“Somewhere out there is the world’s worst doctor. The scariest part is that someone has an appointment with him tomorrow.”

— George Carlin

If you are seeing a skilled and experienced doctor who is all but certain what is wrong with you and what ought to be done about it, but he doesn’t tell you what you have and what treatment you need, then he’s not really a very good doctor.

Several members of the Utah Medical Care Advisory Committee, speaking out as individuals because the body as a whole refused to take any action, have made a diagnosis and offered some specific prescriptions. Or, perhaps more in keeping with good medical advice, offered advice on what not to do.

But the federally mandated advisory panel couldn’t manage an official pronouncement, according to its chair, Dr. William Cosgrove, because the health care provider groups some of those members represent thought it improper.

This institutional cowardice is one of the big reasons why Utah has, for several years now, employed every trick in the book to avoid offering the kind of First World, virtually universal access to health care offered in 2010 by the federal Affordable Care Act and demanded by the voters of Utah with their 2018 passage of Proposition 3.

The hospitals, doctors, care homes and other medical providers of Utah should have been working hard, in public and behind the scenes, to get Utah politicians to either accept the full expansion of Medicaid as envisioned by the ACA, adopt the workable Healthy Utah alternative offered by Gov. Gary Herbert or, finally, bow to the will of the people and allow Prop 3 to take effect.

But the Republican-dominated Legislature was having none of any of that.
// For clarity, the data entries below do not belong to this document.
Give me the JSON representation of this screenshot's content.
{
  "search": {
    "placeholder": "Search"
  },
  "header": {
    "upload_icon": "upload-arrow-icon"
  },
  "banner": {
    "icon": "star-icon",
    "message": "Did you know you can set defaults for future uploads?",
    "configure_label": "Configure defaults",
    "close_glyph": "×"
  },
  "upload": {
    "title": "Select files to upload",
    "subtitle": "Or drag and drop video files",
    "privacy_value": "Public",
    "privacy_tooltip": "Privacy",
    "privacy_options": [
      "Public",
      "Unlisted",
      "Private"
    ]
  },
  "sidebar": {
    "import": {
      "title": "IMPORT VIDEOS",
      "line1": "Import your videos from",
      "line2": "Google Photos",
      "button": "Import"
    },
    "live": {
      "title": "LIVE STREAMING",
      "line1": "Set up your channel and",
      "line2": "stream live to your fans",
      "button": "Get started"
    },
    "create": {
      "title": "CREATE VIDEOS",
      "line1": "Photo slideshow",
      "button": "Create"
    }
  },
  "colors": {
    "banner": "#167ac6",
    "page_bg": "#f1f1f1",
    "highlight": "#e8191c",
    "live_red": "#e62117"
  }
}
Most recently, lawmakers coolly eviscerated Prop 3 and replaced it with a deliberately cruel alternative that would spend millions more state tax dollars to serve thousands fewer state residents. Their plan is awaiting approval from the federal Department of Health and Human Services because it is such a significant departure from the parts of the ACA that still stand that it requires a waiver.

If there is any justice, HHS will deny that waiver and, by the same act of the Legislature that outlined the changes, the state Medicaid program will default to that outlined in Prop 3.

The plan put forward by the Utah Department of Health, in furtherance of the Legislature’s SB96, really has less to do with health care than with political dogma, with the idea that people who can’t afford health care don’t deserve to have it.

Cosgrove and his allies on the panel have done what they can to fight back, trying to drag Utah kicking and screaming into the 21st century.

They point out that the idea of a work requirement to qualify for Medicaid is a empirically foolish idea that will have an effect totally opposite of the one Utah politicians say they want, to help people become self-sufficient. All the research done on the topic, along with common sense, holds that if you want people to be self-sufficient, you provide health care first, not last.

Of course, all the arguments on both sides of this debate will dissolve unto dust if Utah Attorney General Sean Reyes, one of 20 Republican state attorneys general who just the other day tried to convince a federal court that the whole ACA is unconstitutional, wins his case.

Why Reyes feels that it is so wrong for the states and the federal government to continue to assist people in acquiring access to a service taken for granted throughout the civilized world is not clear.

Oh, he’s tried to explain it. But it’s still not clear, because there is no legal, medical or remotely humane explanation to be offered.

The best thing that can happen to Utah -- its politicians, its health care providers and every one of us who might someday be sick or injured -- is for the Legislature’s requested waivers and the attorney general’s lawsuit to be rejected and for the will of the people -- Prop 3 -- to carry the day.

It just shouldn’t have been so hard.